(Provided information begins)
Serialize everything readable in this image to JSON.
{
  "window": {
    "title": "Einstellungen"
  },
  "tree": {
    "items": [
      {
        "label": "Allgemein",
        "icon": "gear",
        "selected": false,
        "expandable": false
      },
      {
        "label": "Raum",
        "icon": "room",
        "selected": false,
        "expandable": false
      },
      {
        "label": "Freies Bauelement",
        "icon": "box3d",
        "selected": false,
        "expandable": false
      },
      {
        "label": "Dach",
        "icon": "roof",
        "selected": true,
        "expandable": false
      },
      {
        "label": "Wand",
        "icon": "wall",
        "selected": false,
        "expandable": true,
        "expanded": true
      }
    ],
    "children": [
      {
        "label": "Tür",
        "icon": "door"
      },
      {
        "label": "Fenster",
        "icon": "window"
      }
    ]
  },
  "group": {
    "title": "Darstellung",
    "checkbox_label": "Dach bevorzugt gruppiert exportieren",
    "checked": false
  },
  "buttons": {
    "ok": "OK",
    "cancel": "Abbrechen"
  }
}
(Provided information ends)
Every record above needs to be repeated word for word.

### [Solution to this exercise]
Serialize everything readable in this image to JSON.
{
  "window": {
    "title": "Einstellungen"
  },
  "tree": {
    "items": [
      {
        "label": "Allgemein",
        "icon": "gear",
        "selected": false,
        "expandable": false
      },
      {
        "label": "Raum",
        "icon": "room",
        "selected": false,
        "expandable": false
      },
      {
        "label": "Freies Bauelement",
        "icon": "box3d",
        "selected": false,
        "expandable": false
      },
      {
        "label": "Dach",
        "icon": "roof",
        "selected": true,
        "expandable": false
      },
      {
        "label": "Wand",
        "icon": "wall",
        "selected": false,
        "expandable": true,
        "expanded": true
      }
    ],
    "children": [
      {
        "label": "Tür",
        "icon": "door"
      },
      {
        "label": "Fenster",
        "icon": "window"
      }
    ]
  },
  "group": {
    "title": "Darstellung",
    "checkbox_label": "Dach bevorzugt gruppiert exportieren",
    "checked": false
  },
  "buttons": {
    "ok": "OK",
    "cancel": "Abbrechen"
  }
}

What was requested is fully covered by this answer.